Urumqi, China China released a breakdown Saturday of the death toll from communal rioting, saying most of the 184 killed were from the Han Chinese majority — an announcement that only fueled suspicion among Muslim Uighurs that many more of their people died.
Identifying the ethnic background of the dead for the first time since last Sunday’s unrest in western Xinjiang, the government’s Xinhua News Agency cited provincial officials as saying 137 victims were Han while 46 were Uighurs and one was a Hui, another Muslim group.
Uighurs on the streets of the Xinjiang capital, Urumqi, and from exile activist groups disputed the new figures, citing persistent rumors that security forces fired on Uighurs during Sunday’s protest and in following days.
“I’ve heard that more than 100 Uighurs have died, but nobody wants to talk about it in public,” said one Uighur man who did not want to give his name because the city remains tense and security forces are everywhere.

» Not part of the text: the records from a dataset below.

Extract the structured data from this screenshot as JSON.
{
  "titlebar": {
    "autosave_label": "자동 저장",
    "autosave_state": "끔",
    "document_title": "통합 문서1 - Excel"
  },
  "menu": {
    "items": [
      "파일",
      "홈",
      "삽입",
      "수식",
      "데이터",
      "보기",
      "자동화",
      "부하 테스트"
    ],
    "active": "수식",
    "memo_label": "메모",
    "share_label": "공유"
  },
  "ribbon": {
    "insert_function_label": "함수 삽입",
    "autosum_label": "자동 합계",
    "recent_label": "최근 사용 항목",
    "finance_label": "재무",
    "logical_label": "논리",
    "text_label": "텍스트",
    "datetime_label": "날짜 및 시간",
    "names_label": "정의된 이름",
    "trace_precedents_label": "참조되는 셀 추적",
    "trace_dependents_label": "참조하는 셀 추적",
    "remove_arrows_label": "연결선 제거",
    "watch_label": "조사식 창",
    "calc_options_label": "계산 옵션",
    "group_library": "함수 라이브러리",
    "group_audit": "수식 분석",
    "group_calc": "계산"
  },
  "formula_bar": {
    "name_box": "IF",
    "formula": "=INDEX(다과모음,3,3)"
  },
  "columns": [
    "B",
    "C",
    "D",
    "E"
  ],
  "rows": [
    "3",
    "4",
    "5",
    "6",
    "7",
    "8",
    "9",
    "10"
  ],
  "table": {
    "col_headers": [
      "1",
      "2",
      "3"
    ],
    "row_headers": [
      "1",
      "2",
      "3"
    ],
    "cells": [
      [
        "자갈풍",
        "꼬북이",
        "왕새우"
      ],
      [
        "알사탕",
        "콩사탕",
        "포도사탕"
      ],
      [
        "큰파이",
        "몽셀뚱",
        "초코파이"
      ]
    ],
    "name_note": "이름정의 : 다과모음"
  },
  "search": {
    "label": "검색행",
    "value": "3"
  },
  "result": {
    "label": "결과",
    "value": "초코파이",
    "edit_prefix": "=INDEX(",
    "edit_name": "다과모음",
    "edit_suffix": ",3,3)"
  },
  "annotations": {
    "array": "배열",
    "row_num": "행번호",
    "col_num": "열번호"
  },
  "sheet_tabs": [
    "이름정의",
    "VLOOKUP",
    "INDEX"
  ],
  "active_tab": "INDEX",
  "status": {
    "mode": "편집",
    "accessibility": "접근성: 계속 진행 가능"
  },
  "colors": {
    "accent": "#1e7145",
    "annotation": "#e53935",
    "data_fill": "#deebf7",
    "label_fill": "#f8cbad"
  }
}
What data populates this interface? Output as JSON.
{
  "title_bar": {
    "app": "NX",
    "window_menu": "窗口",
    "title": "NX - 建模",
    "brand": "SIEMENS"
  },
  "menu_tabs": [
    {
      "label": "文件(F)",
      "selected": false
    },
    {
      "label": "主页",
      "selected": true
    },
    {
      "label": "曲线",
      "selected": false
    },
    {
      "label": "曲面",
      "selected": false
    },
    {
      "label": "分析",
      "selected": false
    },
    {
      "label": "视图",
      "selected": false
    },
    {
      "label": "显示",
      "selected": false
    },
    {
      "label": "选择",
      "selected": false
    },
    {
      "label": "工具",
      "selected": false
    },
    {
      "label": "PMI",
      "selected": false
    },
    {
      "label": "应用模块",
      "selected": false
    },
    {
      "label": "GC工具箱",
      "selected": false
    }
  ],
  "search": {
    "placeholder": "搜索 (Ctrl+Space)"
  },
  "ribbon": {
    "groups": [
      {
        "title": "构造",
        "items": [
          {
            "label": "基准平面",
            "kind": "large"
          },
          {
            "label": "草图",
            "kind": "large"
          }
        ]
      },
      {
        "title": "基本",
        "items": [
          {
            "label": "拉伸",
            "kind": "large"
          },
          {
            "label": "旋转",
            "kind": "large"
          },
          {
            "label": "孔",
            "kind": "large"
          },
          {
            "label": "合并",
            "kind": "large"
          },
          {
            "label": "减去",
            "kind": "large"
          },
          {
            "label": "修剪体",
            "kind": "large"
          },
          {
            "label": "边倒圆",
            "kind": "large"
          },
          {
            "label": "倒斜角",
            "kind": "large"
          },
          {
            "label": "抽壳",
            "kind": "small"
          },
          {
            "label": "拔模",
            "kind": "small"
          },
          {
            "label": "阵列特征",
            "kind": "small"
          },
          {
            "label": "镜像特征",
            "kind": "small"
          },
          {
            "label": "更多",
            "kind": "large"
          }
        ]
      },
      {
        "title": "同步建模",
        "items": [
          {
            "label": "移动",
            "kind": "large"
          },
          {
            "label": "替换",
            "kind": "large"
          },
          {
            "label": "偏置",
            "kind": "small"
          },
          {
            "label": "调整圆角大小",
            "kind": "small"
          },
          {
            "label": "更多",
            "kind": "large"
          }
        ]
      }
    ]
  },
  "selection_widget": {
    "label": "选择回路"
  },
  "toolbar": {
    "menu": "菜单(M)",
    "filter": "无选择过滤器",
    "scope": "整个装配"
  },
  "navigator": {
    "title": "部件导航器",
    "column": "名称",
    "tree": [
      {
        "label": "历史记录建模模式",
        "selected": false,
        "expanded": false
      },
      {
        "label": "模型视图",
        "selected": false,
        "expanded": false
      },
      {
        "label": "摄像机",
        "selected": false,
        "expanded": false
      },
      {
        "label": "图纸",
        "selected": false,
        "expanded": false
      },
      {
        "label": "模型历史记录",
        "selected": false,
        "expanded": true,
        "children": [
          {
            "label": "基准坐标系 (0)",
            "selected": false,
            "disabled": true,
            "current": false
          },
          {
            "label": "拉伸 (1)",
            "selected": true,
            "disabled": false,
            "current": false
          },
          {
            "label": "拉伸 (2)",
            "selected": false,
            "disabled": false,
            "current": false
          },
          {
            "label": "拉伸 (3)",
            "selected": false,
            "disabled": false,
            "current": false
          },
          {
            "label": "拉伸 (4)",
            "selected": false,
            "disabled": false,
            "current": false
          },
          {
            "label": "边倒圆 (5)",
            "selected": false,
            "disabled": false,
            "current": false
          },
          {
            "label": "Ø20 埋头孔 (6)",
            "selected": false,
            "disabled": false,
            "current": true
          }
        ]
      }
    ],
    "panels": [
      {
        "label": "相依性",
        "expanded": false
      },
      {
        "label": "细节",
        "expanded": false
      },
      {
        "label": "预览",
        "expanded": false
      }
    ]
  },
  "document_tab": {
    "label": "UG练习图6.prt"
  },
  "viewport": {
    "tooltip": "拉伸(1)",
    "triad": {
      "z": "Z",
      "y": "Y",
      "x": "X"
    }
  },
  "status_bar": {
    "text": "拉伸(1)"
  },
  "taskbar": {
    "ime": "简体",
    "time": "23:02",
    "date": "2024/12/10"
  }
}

Dispelling such suspicions has become another challenge for the government as it tries to calm the troubled region and win over critics in the international community. Turkey — whose people share an ethnic and cultural bond with the Uighurs — has been particularly critical with the prime minister likening the situation to genocide.
Uighurs (pronounced WEE-gers) have repeatedly told foreign journalists in Urumqi that police shot at crowds. The accounts have been difficult to verify, except in isolated cases, making it unlikely that Uighur deaths numbered 500 or more as some exile activists have claimed. Security forces have shown discipline in dealing with agitated and angry crowds of Uighurs and Han in the days following the riot.
Nearly a week after last Sunday’s disturbance, officials have yet to make public key details about the riots and what happened next. How much force police used to re-impose order is unclear. Xinhua’s brief report, which raised the death toll by nearly 30, did not say whether all were killed Sunday or afterward when vigilante mobs ran through the city with bricks, clubs and cleavers.
China’s communist leadership has ordered forces across Xinjiang to mobilize to put down any unrest, adding a note of official worry that violence might spread elsewhere. The state-run China News Service said that authorities last Monday arrested an unspecified number of people plotting to instigate a riot in Yining, a city near Xinjiang’s border with Kazakhstan.
In Urumqi, some Chinese held funeral rites for their dead Saturday. At a makeshift funeral parlor along an alley, friends paid respects at an altar with photos of the dead: a couple and her parents, all beaten to death in the riot.
Security forces patrolled the city in thick numbers. Paramilitary police carrying automatic weapons and riot shields blocked some roads leading to one largely Uighur district. White armored personnel carriers and open-bed trucks packed with standing troops rumbled along main avenues.